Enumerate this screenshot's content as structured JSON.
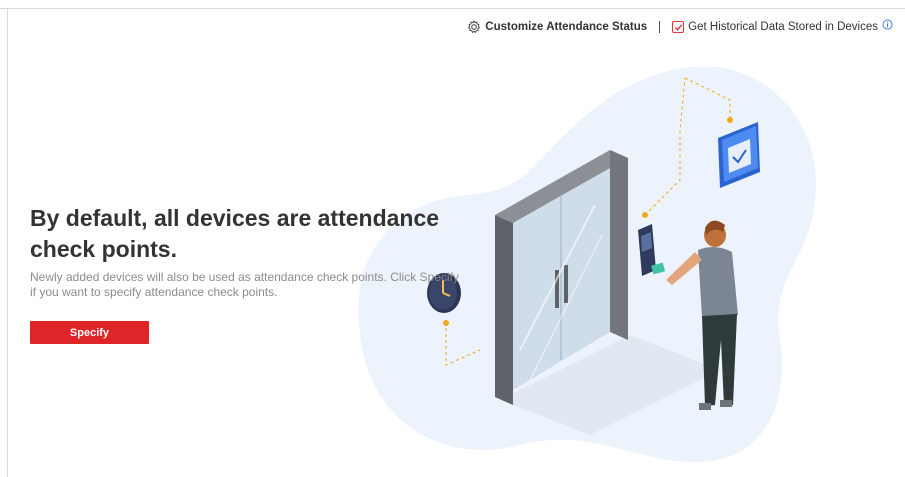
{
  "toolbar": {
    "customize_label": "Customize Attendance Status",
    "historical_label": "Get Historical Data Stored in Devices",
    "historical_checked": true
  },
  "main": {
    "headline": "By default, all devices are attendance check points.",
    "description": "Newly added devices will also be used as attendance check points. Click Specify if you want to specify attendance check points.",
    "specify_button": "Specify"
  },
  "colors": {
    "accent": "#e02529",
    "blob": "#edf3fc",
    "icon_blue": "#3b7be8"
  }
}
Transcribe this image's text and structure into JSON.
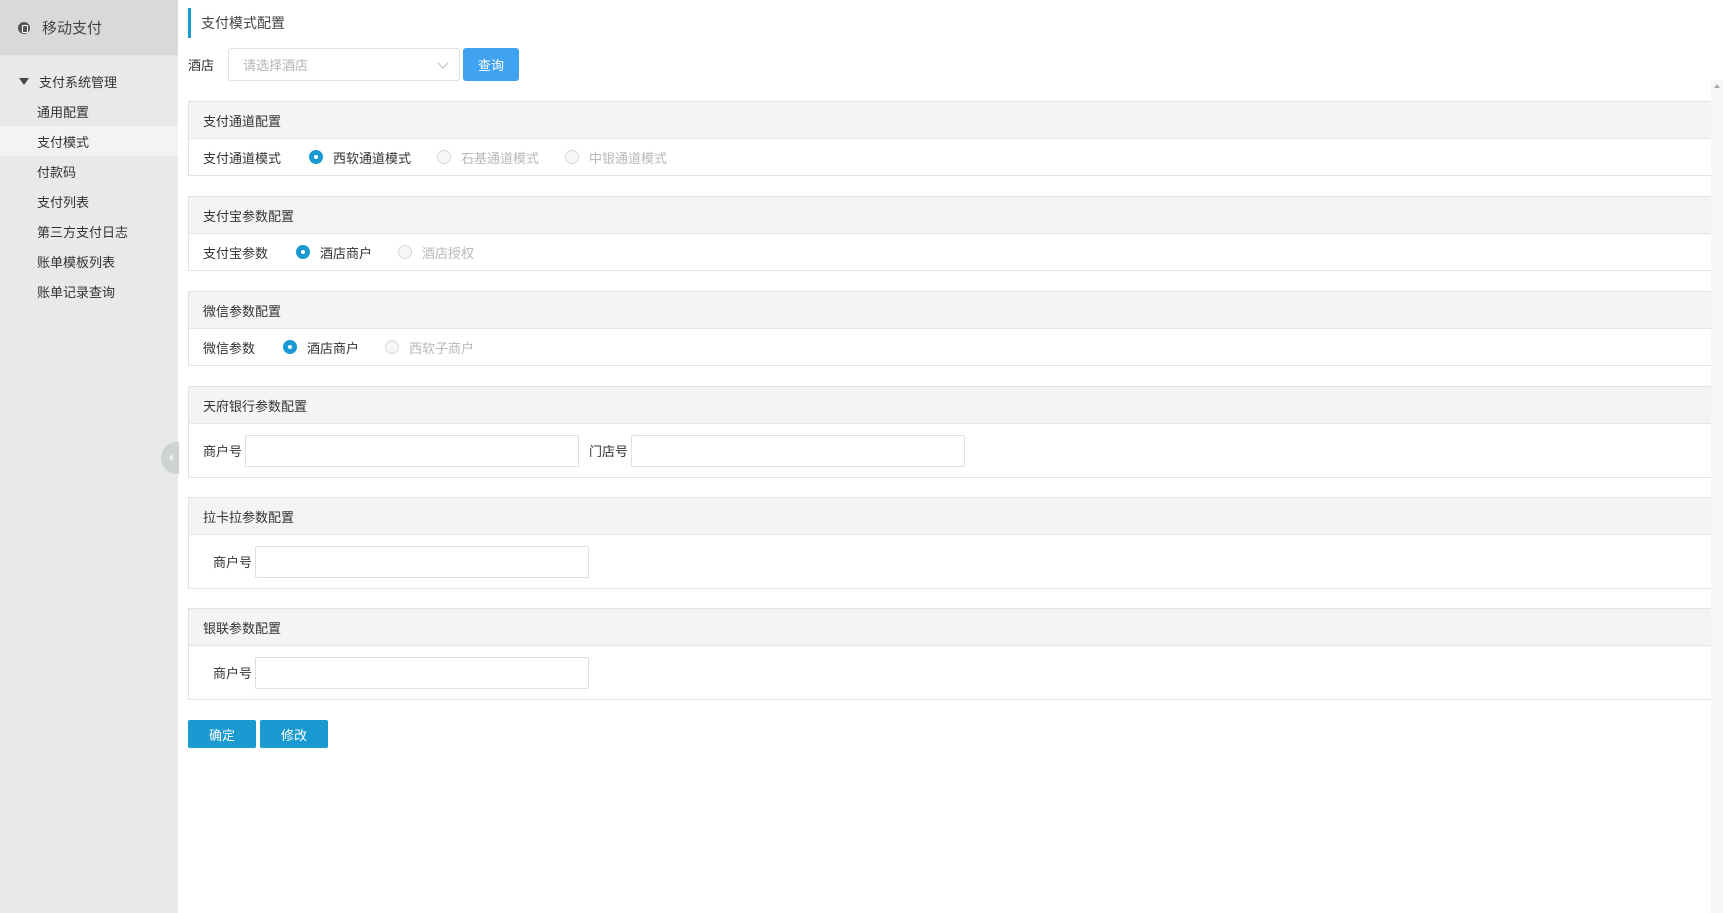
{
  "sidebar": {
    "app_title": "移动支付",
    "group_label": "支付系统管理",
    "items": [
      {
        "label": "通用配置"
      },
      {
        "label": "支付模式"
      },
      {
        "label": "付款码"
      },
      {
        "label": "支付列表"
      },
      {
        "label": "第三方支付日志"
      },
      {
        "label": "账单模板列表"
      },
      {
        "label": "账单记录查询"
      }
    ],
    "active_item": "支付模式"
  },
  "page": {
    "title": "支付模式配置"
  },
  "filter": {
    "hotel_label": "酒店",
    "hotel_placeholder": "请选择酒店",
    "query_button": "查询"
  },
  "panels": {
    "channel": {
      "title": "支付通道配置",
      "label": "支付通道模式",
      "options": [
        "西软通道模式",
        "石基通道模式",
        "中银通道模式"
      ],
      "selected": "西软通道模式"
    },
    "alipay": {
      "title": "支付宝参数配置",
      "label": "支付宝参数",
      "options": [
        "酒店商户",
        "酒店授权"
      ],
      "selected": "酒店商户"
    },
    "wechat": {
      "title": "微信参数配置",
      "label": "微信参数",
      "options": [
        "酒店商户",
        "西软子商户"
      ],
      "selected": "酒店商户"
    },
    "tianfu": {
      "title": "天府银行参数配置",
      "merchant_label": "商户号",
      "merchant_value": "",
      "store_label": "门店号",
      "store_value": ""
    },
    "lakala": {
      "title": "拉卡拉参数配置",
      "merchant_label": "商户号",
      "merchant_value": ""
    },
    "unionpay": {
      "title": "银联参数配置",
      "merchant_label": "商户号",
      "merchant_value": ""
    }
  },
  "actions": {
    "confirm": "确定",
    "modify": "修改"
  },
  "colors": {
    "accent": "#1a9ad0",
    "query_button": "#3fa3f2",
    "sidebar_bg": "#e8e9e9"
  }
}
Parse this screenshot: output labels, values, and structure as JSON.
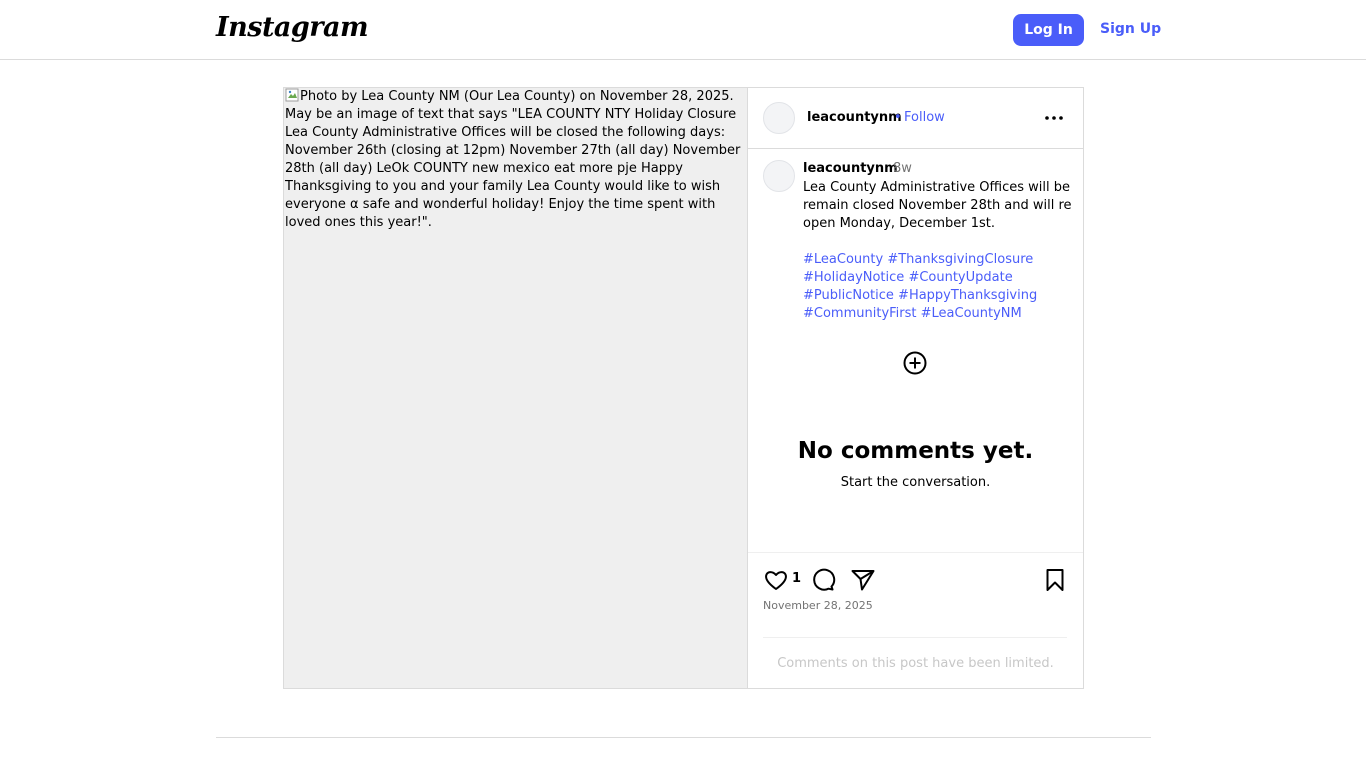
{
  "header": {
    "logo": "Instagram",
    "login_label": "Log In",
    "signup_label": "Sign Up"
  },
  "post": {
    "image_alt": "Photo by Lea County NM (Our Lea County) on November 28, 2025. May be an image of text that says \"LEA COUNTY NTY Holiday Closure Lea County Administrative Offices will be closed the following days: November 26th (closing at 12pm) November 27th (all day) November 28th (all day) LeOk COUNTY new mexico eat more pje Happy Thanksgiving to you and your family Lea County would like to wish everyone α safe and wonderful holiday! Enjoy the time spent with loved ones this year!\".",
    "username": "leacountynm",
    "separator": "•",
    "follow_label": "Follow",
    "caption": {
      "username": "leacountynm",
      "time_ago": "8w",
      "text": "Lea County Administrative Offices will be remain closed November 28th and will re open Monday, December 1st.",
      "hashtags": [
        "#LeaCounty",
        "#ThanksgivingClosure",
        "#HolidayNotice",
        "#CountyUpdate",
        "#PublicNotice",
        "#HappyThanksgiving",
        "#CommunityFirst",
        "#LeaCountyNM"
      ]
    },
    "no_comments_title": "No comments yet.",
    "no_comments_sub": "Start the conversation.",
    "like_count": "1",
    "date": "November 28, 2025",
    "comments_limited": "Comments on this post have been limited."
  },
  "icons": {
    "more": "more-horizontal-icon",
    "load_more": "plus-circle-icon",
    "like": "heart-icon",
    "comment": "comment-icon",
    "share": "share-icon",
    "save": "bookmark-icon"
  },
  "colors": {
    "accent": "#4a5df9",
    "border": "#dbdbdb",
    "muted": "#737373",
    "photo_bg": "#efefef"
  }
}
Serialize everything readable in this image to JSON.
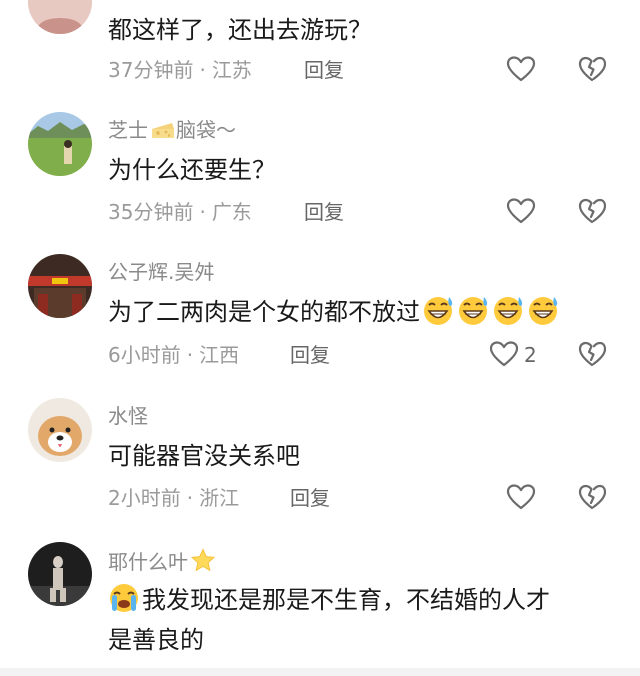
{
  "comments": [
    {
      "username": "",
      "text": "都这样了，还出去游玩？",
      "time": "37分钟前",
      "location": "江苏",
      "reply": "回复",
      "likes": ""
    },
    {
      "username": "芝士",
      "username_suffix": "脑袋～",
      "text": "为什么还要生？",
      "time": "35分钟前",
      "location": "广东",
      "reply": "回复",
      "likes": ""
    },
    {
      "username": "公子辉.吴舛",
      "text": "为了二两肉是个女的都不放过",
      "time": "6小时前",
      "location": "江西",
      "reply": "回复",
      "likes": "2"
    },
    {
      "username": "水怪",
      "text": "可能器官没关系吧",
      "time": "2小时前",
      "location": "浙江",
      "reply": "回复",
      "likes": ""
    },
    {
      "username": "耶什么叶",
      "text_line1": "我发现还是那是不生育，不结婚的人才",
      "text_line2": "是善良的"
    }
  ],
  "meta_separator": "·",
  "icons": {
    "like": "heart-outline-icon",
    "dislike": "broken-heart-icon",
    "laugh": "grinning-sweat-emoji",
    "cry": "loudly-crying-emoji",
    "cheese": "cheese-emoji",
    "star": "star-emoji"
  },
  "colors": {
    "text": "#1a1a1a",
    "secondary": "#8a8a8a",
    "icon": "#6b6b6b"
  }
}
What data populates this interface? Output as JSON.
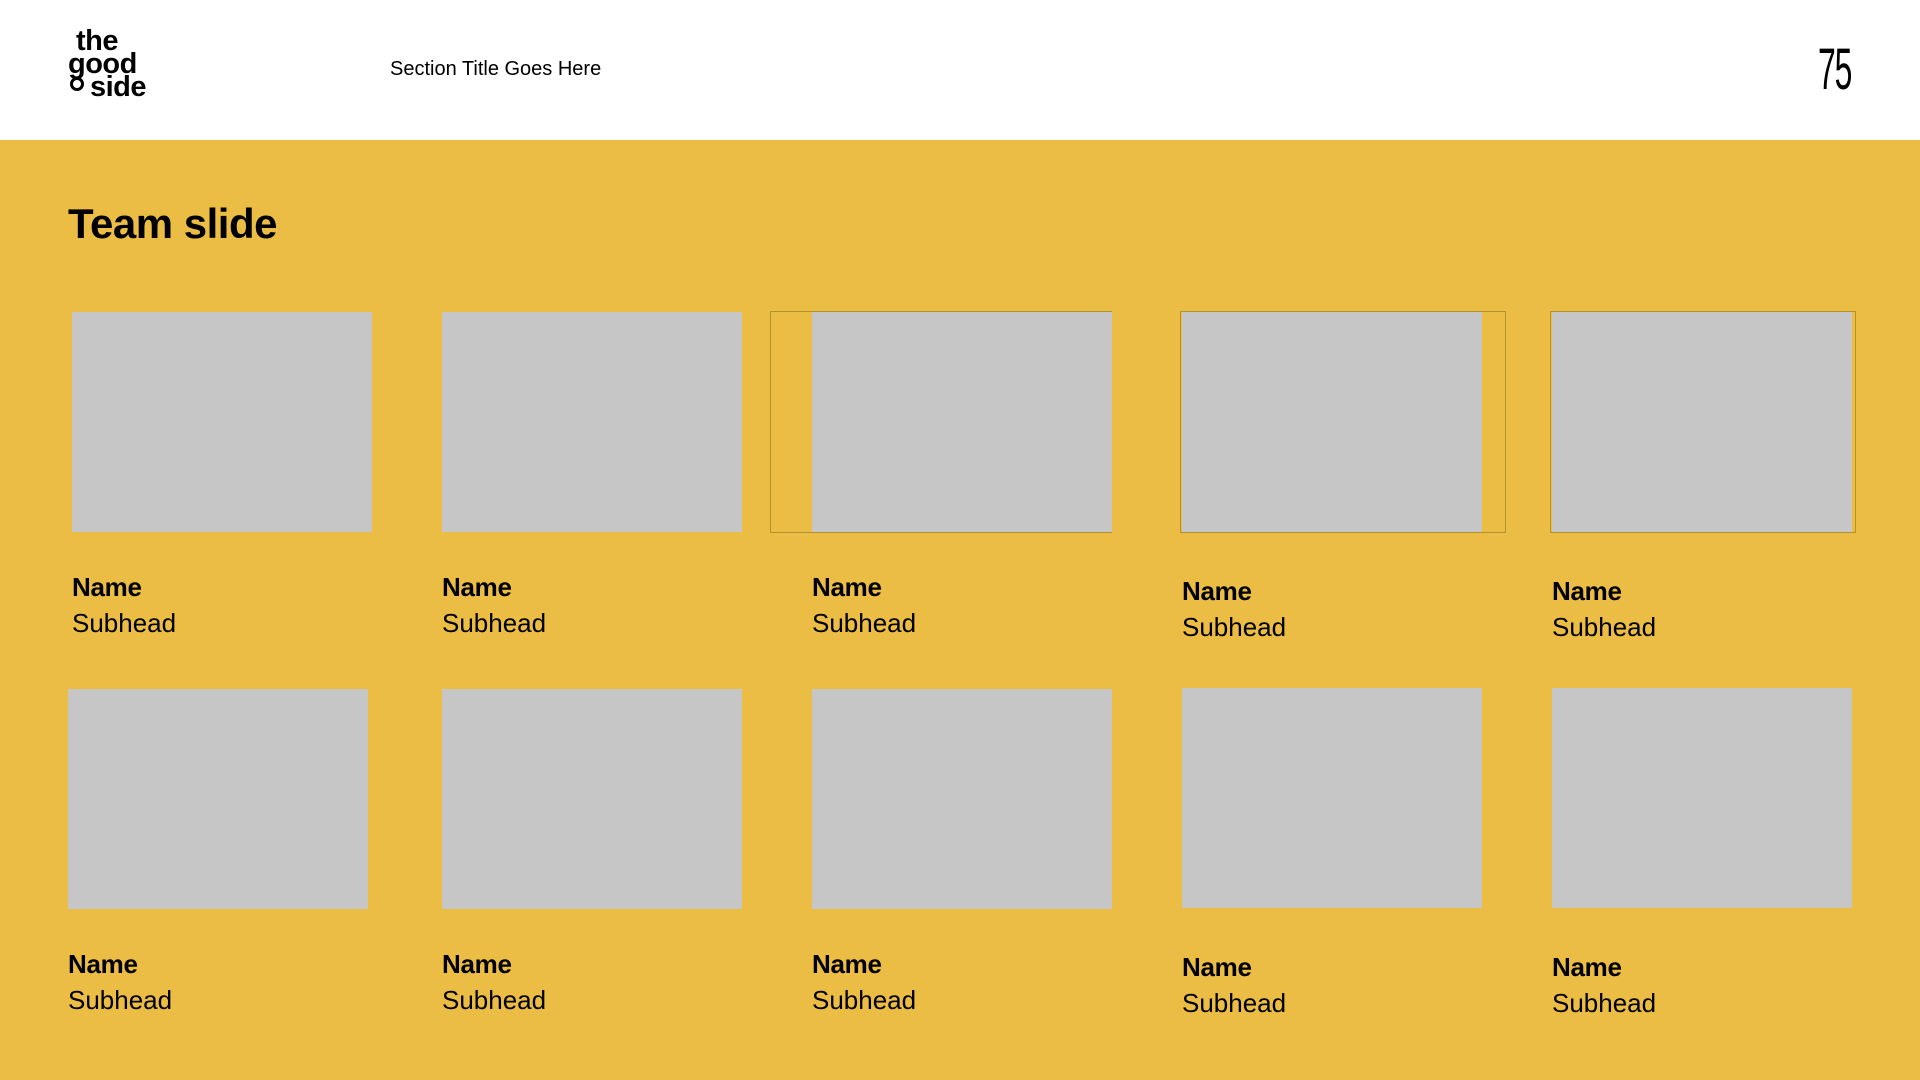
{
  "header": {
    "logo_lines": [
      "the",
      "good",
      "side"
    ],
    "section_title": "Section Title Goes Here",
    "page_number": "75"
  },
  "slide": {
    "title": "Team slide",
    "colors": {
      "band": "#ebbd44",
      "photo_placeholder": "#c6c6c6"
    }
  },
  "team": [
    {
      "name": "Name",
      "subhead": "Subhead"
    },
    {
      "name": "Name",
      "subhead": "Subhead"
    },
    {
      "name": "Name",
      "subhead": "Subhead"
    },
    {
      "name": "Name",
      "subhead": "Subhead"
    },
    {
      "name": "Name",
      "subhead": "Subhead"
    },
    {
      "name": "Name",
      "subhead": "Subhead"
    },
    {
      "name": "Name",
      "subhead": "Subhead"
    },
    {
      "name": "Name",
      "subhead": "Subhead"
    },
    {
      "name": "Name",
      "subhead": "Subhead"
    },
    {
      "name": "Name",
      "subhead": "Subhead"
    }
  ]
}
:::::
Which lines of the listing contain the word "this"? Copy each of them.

REPLY:
Enumerate this screenshot's content as structured JSON.
Transcribe this image's text and structure into JSON.
Parse this screenshot: output labels, values, and structure as JSON.
    "image_alt": "Photo by Lea County NM (Our Lea County) on November 28, 2025. May be an image of text that says \"LEA COUNTY NTY Holiday Closure Lea County Administrative Offices will be closed the following days: November 26th (closing at 12pm) November 27th (all day) November 28th (all day) LeOk COUNTY new mexico eat more pje Happy Thanksgiving to you and your family Lea County would like to wish everyone α safe and wonderful holiday! Enjoy the time spent with loved ones this year!\".",
    "comments_limited": "Comments on this post have been limited."
Serialize everything readable in this image to JSON.
What data populates this interface? Output as JSON.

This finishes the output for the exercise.